Aim of the task: Please count the lines in the data below that mention the word "icon", then give only the total.

Excerpts from an interface dataset:
= = = = = = =
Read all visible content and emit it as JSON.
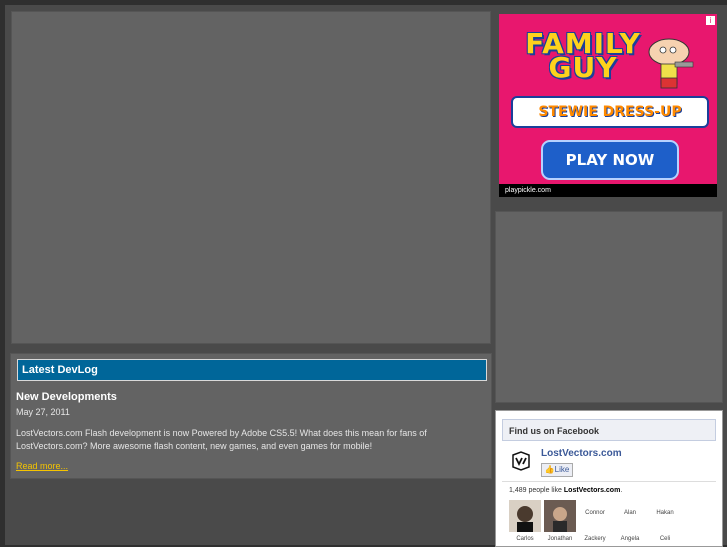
{
  "devlog": {
    "heading": "Latest DevLog",
    "post_title": "New Developments",
    "post_date": "May 27, 2011",
    "post_body": "LostVectors.com Flash development is now Powered by Adobe CS5.5! What does this mean for fans of LostVectors.com? More awesome flash content, new games, and even games for mobile!",
    "read_more": "Read more..."
  },
  "ad": {
    "close": "i",
    "title_line1": "FAMILY",
    "title_line2": "GUY",
    "subtitle": "STEWIE DRESS-UP",
    "button": "PLAY NOW",
    "source": "playpickle.com",
    "colors": {
      "background": "#e8176e",
      "title": "#ffd21c",
      "button": "#1e5fc9"
    }
  },
  "facebook": {
    "header": "Find us on Facebook",
    "page_name": "LostVectors.com",
    "like_label": "Like",
    "likes_prefix": "1,489 people like ",
    "likes_page": "LostVectors.com",
    "likes_suffix": ".",
    "fans_row1": [
      "Carlos",
      "Jonathan",
      "Connor",
      "Alan",
      "Hakan"
    ],
    "fans_row1_names_top": [
      "Connor",
      "Alan",
      "Hakan"
    ],
    "fans_row2": [
      "Carlos",
      "Jonathan",
      "Zackery",
      "Angela",
      "Celi"
    ]
  }
}
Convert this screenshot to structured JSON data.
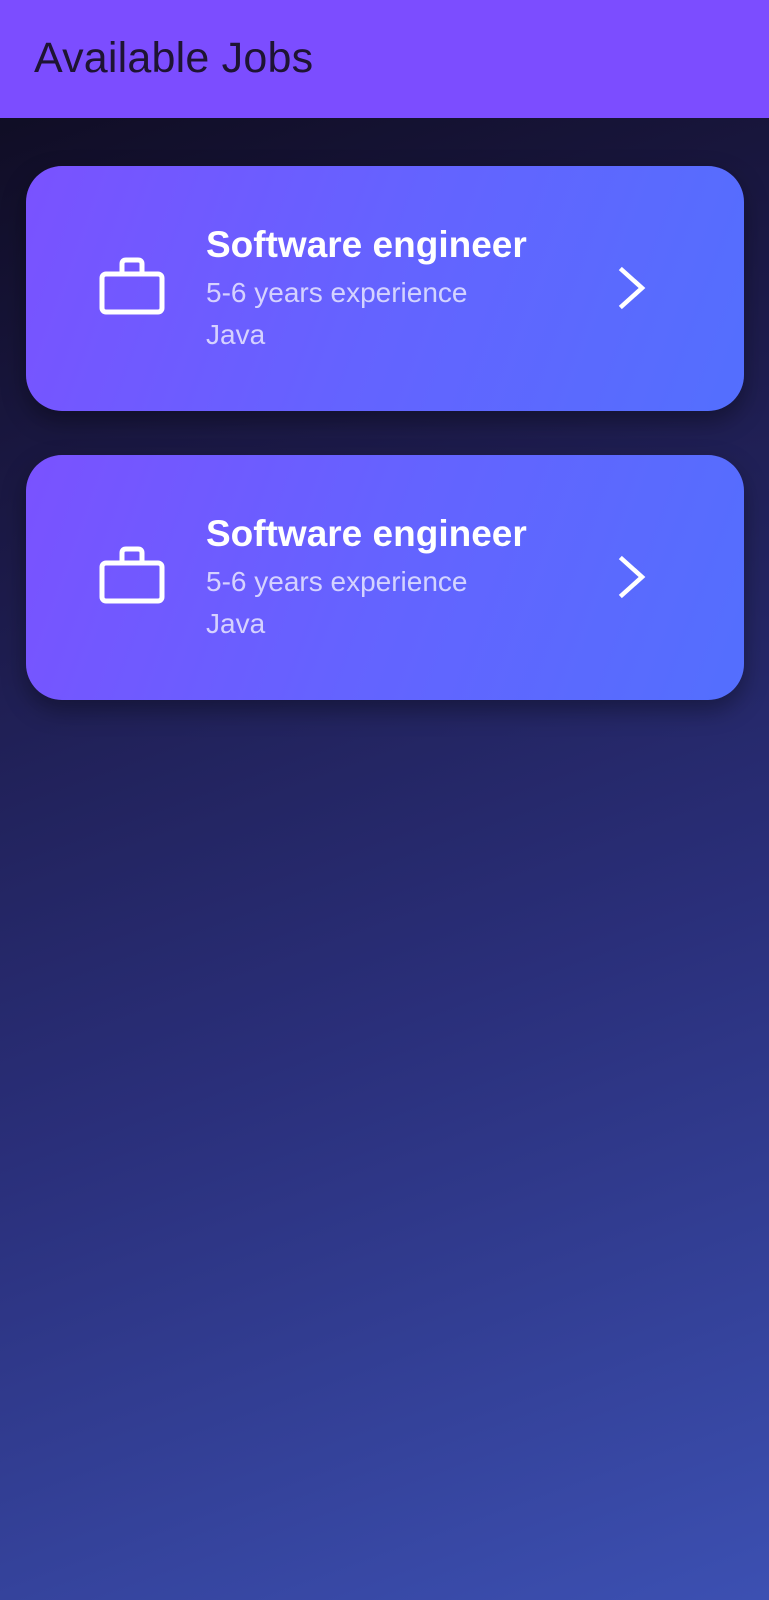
{
  "app_bar": {
    "title": "Available Jobs"
  },
  "jobs": [
    {
      "title": "Software engineer",
      "experience": "5-6 years experience",
      "skill": "Java",
      "icon": "briefcase-icon",
      "action_icon": "chevron-right-icon"
    },
    {
      "title": "Software engineer",
      "experience": "5-6 years experience",
      "skill": "Java",
      "icon": "briefcase-icon",
      "action_icon": "chevron-right-icon"
    }
  ],
  "colors": {
    "app_bar": "#7c4dff",
    "card_start": "#7a52ff",
    "card_end": "#536ffe",
    "background_top": "#0d0a1c",
    "background_bottom": "#3c50b2"
  }
}
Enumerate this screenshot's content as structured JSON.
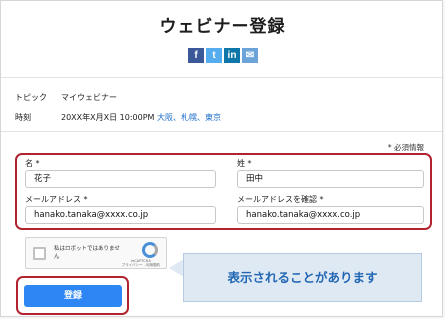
{
  "page": {
    "title": "ウェビナー登録"
  },
  "share": [
    {
      "icon": "facebook-icon",
      "glyph": "f"
    },
    {
      "icon": "twitter-icon",
      "glyph": "t"
    },
    {
      "icon": "linkedin-icon",
      "glyph": "in"
    },
    {
      "icon": "mail-icon",
      "glyph": "✉"
    }
  ],
  "info": {
    "topic_label": "トピック",
    "topic_value": "マイウェビナー",
    "time_label": "時刻",
    "time_value": "20XX年X月X日 10:00PM",
    "timezones": "大阪、札幌、東京"
  },
  "form": {
    "required_note": "* 必須情報",
    "first_name_label": "名 *",
    "first_name_value": "花子",
    "last_name_label": "姓 *",
    "last_name_value": "田中",
    "email_label": "メールアドレス *",
    "email_value": "hanako.tanaka@xxxx.co.jp",
    "email_confirm_label": "メールアドレスを確認 *",
    "email_confirm_value": "hanako.tanaka@xxxx.co.jp",
    "submit_label": "登録"
  },
  "captcha": {
    "text": "私はロボットではありません",
    "brand": "reCAPTCHA",
    "links": "プライバシー - 利用規約"
  },
  "callout": {
    "text": "表示されることがあります"
  },
  "colors": {
    "accent": "#2d86f3",
    "highlight": "#b1242f",
    "callout_bg": "#dfe9f4",
    "callout_text": "#2267b3"
  }
}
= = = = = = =
Task answer: 8